Most People Ignore Jury Duty Summons
LABELLE, FL. -- It's 8:30 a.m. at the historic Hendry County Courthouse in downtown LaBelle. About 50 people sit quietly filling out paperwork for the court, and others occasionally talking with fellow prospective jury members in Court Room number 1.
The two score and a half showing up today for jury duty, are only about 15% of the actual 350 jury appearance summonses for today, sent out several weeks ago by the Hendry Clerk of Court Barbara Butler demanding an appearance for jury duty.
Most of the 300 prospective jurors are presumably out and about around Hendry county, doing their own thing today, ignoring the summons for jury duty today, for each of their own reasons, defying the court's order. Some may be ill, some may have changed addresses without notifying the Driver's License Bureau, some had notified the court beforehand of legitimate excuses to not appear, but most are just simply ignoring the summons.
For those who do show up, they may be entitled to a token payment of $12 daily for duty should they be one of six chosen for a jury, if they are not also being paid by their employers while at court.
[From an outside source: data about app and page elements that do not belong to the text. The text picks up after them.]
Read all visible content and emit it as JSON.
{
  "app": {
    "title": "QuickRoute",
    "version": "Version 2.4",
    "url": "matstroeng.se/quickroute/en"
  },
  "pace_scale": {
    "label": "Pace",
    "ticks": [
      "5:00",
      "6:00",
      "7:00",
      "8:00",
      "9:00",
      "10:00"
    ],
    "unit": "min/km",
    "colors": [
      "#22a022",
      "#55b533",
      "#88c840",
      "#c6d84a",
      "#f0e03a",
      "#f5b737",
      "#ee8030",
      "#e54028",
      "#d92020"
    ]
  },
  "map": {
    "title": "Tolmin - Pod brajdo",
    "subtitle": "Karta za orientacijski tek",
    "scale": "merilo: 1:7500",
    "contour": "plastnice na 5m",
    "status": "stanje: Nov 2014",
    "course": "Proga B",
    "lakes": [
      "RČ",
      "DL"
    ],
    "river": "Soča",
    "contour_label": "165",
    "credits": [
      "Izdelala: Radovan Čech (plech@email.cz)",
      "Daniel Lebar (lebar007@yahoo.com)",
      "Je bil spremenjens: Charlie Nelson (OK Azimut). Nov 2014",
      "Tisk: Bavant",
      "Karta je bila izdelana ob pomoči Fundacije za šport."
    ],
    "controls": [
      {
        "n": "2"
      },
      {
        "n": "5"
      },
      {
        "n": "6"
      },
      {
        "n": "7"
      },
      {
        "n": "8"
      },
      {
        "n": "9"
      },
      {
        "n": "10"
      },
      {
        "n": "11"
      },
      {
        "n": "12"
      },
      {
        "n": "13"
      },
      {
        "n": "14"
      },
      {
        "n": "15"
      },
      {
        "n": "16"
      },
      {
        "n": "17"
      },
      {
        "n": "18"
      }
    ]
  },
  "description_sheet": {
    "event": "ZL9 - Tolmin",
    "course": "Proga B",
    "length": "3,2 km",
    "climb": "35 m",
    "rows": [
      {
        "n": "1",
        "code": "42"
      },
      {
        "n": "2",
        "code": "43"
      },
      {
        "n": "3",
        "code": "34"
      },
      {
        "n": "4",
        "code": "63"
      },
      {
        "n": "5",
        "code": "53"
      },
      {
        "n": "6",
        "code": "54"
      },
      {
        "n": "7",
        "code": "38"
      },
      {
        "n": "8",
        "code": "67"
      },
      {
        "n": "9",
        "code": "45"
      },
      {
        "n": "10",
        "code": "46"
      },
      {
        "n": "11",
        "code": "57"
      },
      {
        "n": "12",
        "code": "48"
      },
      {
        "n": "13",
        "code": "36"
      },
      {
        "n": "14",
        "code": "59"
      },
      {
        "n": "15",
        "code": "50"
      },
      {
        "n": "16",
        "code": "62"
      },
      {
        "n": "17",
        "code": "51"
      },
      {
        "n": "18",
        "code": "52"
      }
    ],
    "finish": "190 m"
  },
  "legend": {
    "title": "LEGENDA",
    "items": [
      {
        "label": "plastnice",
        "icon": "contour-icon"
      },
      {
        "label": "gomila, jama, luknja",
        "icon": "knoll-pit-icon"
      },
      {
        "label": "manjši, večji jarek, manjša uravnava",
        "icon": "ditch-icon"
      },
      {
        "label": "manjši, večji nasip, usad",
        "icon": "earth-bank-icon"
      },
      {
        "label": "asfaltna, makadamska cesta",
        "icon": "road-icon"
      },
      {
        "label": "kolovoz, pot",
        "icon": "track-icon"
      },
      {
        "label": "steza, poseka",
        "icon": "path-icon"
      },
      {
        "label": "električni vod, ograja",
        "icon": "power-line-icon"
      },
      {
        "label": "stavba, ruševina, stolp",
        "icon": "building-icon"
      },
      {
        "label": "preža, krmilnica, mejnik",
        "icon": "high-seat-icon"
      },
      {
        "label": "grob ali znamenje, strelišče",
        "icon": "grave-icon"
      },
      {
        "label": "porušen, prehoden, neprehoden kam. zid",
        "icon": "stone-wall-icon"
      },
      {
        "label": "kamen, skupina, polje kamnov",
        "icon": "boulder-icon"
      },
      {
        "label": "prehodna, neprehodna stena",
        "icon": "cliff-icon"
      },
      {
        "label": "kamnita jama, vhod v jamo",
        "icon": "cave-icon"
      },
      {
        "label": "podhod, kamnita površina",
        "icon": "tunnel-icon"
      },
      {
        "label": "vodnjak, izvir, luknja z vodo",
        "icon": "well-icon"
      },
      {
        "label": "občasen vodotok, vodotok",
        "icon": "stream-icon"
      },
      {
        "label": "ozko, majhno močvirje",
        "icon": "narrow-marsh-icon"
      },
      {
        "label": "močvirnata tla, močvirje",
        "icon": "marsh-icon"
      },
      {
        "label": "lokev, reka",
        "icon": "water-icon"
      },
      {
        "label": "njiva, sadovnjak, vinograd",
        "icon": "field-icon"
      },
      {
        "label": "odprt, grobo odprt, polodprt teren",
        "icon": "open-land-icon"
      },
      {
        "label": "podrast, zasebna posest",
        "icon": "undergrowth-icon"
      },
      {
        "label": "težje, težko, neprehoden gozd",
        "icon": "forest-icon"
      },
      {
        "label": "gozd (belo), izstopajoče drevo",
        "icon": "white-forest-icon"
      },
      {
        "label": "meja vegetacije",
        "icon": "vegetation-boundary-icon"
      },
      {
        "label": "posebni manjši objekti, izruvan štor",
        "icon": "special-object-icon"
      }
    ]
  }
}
For the other 300 not showing up, maybe they have a job and just can't afford to take a day off. Or maybe they're just lazy.
Circuit Judge Christine Greider, who greeted the jury pool this morning before selection started, is aware that many just simply don't show up for jury duty and gave her heartfelt thanks to those who did show up.
Greider explains that she had seven trials set for today but as is typical, defendants make last-minute plea agreements to avoid a trial, and she said six of the seven defendants pled guilty this morning, leaving only one defendant who wanted to proceed to trial.
Done. By about noon, six jurors are chosen after a bit of attorney questioning of some of the jury pool. Greider dismisses the remainder, and takes a short break, after again thanking those not chosen and dismissing them from further obligation this week.
Citizens 18 years and older are likely to get about one jury duty summons a year under the current circumstance of most people not bothering to show up. That's assuming you actually have shown up at court for jury duty before. If you aren't required to come in or ignore the summons, expect a summons every few months. The court must send out many hundreds of letters for each trial in order to get 40 to 50 to show up, for which six to seven jurors must be selected.